** Exercise details **
Copy out all of the data word for word. Omit every picture.

Entries from a dataset of interfaces
• • • • • • •

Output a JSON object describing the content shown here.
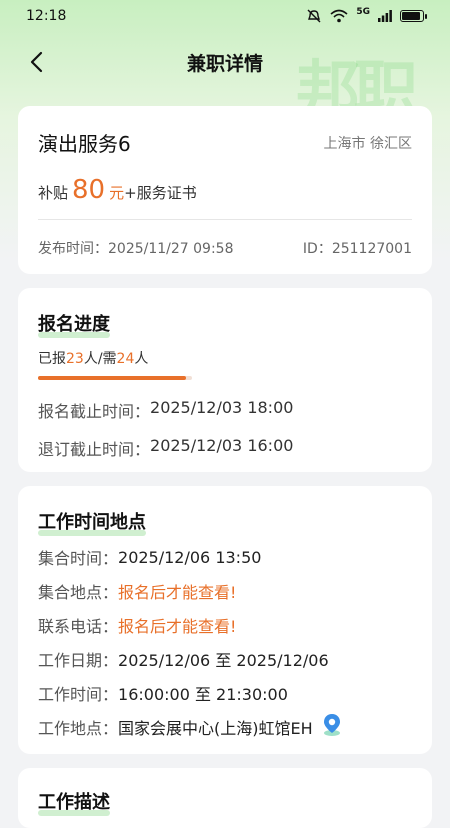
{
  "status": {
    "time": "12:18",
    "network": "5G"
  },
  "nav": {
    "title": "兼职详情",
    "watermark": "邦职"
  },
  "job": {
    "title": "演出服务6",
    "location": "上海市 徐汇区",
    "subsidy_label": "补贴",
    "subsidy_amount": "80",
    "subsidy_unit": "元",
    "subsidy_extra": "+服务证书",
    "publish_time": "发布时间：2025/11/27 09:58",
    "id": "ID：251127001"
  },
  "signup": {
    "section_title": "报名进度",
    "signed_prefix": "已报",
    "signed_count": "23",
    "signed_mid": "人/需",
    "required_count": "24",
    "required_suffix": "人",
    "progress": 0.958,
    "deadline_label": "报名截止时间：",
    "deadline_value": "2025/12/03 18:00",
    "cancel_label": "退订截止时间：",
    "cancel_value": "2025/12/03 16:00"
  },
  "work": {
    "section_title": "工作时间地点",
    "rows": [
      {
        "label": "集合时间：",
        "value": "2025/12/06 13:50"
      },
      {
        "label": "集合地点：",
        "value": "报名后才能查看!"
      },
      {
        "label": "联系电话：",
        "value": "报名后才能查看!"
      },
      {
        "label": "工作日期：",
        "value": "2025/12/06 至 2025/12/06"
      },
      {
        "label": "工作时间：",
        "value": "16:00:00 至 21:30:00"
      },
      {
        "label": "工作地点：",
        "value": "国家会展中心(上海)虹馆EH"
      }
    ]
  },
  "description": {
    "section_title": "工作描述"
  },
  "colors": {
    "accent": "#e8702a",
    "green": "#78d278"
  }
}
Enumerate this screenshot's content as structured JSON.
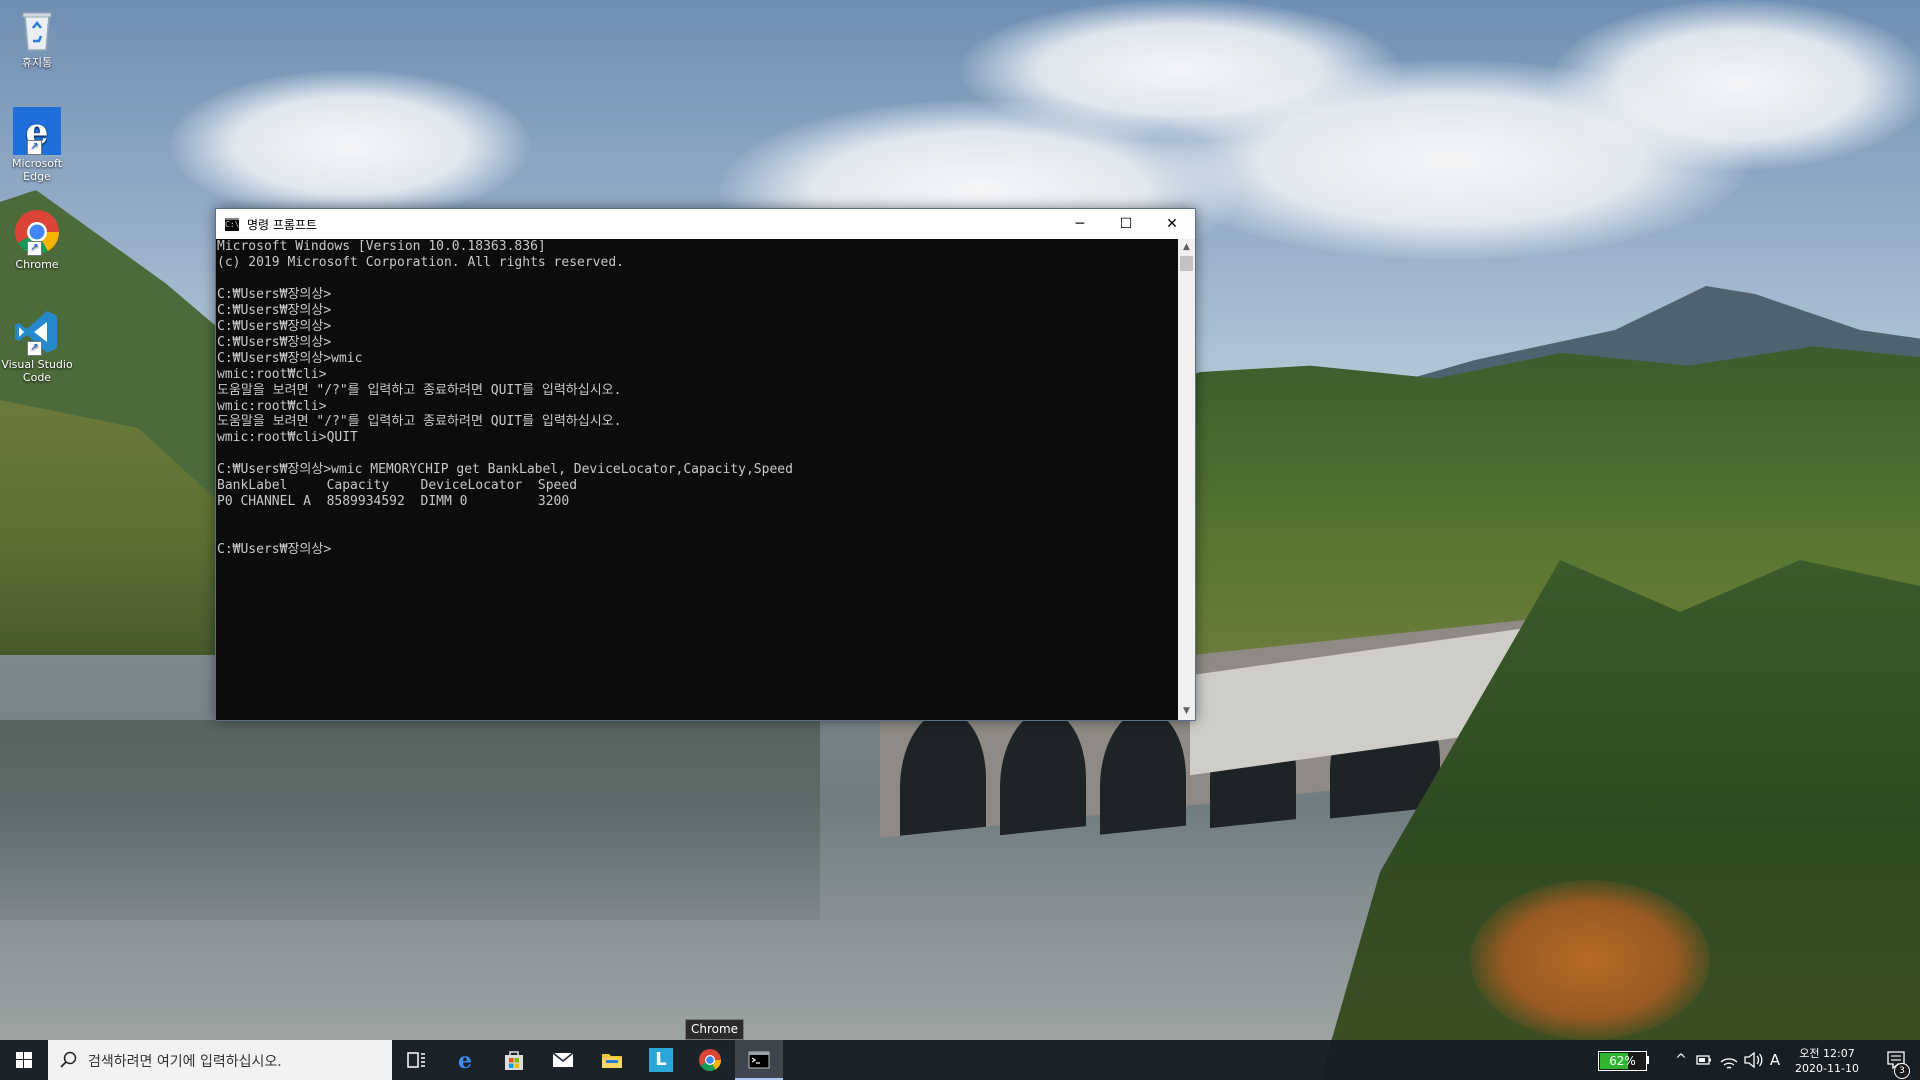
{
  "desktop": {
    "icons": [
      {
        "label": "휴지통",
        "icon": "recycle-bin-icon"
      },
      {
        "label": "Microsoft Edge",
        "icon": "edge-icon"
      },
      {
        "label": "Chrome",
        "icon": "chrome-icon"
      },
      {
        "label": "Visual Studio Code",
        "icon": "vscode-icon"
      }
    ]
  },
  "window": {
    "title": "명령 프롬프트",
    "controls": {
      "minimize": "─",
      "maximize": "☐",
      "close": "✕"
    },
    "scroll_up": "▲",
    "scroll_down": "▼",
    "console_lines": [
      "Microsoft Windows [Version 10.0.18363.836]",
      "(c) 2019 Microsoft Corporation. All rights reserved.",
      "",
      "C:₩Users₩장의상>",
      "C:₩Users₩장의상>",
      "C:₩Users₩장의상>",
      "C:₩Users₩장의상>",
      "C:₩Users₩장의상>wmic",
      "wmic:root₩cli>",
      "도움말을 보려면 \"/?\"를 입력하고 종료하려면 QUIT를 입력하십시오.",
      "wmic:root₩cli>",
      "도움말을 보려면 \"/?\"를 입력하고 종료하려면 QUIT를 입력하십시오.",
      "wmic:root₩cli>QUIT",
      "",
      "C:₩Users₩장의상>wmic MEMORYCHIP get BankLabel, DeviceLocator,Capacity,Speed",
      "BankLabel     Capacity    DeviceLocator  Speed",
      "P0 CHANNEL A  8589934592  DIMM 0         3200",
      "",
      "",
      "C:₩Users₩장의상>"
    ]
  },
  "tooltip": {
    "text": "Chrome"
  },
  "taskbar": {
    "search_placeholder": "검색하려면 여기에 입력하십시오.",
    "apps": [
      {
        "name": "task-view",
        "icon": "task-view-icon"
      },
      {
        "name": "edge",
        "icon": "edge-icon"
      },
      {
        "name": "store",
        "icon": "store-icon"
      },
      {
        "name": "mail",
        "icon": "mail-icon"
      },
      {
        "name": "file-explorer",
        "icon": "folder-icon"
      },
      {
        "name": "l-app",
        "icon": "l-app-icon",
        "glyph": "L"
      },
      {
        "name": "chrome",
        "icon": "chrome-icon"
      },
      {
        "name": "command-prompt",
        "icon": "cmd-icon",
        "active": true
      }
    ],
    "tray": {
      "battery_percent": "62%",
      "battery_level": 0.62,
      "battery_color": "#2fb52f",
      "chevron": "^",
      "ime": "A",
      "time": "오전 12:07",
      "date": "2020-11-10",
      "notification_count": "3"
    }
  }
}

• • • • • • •

** Response area **
Output a JSON object describing the content shown here.
{
  "status": {
    "time": "12:18",
    "network": "5G"
  },
  "nav": {
    "title": "兼职详情",
    "watermark": "邦职"
  },
  "job": {
    "title": "演出服务6",
    "location": "上海市 徐汇区",
    "subsidy_label": "补贴",
    "subsidy_amount": "80",
    "subsidy_unit": "元",
    "subsidy_extra": "+服务证书",
    "publish_time": "发布时间：2025/11/27 09:58",
    "id": "ID：251127001"
  },
  "signup": {
    "section_title": "报名进度",
    "signed_prefix": "已报",
    "signed_count": "23",
    "signed_mid": "人/需",
    "required_count": "24",
    "required_suffix": "人",
    "progress": 0.958,
    "deadline_label": "报名截止时间：",
    "deadline_value": "2025/12/03 18:00",
    "cancel_label": "退订截止时间：",
    "cancel_value": "2025/12/03 16:00"
  },
  "work": {
    "section_title": "工作时间地点",
    "rows": [
      {
        "label": "集合时间：",
        "value": "2025/12/06 13:50"
      },
      {
        "label": "集合地点：",
        "value": "报名后才能查看!"
      },
      {
        "label": "联系电话：",
        "value": "报名后才能查看!"
      },
      {
        "label": "工作日期：",
        "value": "2025/12/06 至 2025/12/06"
      },
      {
        "label": "工作时间：",
        "value": "16:00:00 至 21:30:00"
      },
      {
        "label": "工作地点：",
        "value": "国家会展中心(上海)虹馆EH"
      }
    ]
  },
  "description": {
    "section_title": "工作描述"
  },
  "colors": {
    "accent": "#e8702a",
    "green": "#78d278"
  }
}
Enumerate this screenshot's content as structured JSON.
{
  "desktop": {
    "icons": [
      {
        "label": "휴지통",
        "icon": "recycle-bin-icon"
      },
      {
        "label": "Microsoft Edge",
        "icon": "edge-icon"
      },
      {
        "label": "Chrome",
        "icon": "chrome-icon"
      },
      {
        "label": "Visual Studio Code",
        "icon": "vscode-icon"
      }
    ]
  },
  "window": {
    "title": "명령 프롬프트",
    "controls": {
      "minimize": "─",
      "maximize": "☐",
      "close": "✕"
    },
    "scroll_up": "▲",
    "scroll_down": "▼",
    "console_lines": [
      "Microsoft Windows [Version 10.0.18363.836]",
      "(c) 2019 Microsoft Corporation. All rights reserved.",
      "",
      "C:₩Users₩장의상>",
      "C:₩Users₩장의상>",
      "C:₩Users₩장의상>",
      "C:₩Users₩장의상>",
      "C:₩Users₩장의상>wmic",
      "wmic:root₩cli>",
      "도움말을 보려면 \"/?\"를 입력하고 종료하려면 QUIT를 입력하십시오.",
      "wmic:root₩cli>",
      "도움말을 보려면 \"/?\"를 입력하고 종료하려면 QUIT를 입력하십시오.",
      "wmic:root₩cli>QUIT",
      "",
      "C:₩Users₩장의상>wmic MEMORYCHIP get BankLabel, DeviceLocator,Capacity,Speed",
      "BankLabel     Capacity    DeviceLocator  Speed",
      "P0 CHANNEL A  8589934592  DIMM 0         3200",
      "",
      "",
      "C:₩Users₩장의상>"
    ]
  },
  "tooltip": {
    "text": "Chrome"
  },
  "taskbar": {
    "search_placeholder": "검색하려면 여기에 입력하십시오.",
    "apps": [
      {
        "name": "task-view",
        "icon": "task-view-icon"
      },
      {
        "name": "edge",
        "icon": "edge-icon"
      },
      {
        "name": "store",
        "icon": "store-icon"
      },
      {
        "name": "mail",
        "icon": "mail-icon"
      },
      {
        "name": "file-explorer",
        "icon": "folder-icon"
      },
      {
        "name": "l-app",
        "icon": "l-app-icon",
        "glyph": "L"
      },
      {
        "name": "chrome",
        "icon": "chrome-icon"
      },
      {
        "name": "command-prompt",
        "icon": "cmd-icon",
        "active": true
      }
    ],
    "tray": {
      "battery_percent": "62%",
      "battery_level": 0.62,
      "battery_color": "#2fb52f",
      "chevron": "^",
      "ime": "A",
      "time": "오전 12:07",
      "date": "2020-11-10",
      "notification_count": "3"
    }
  }
}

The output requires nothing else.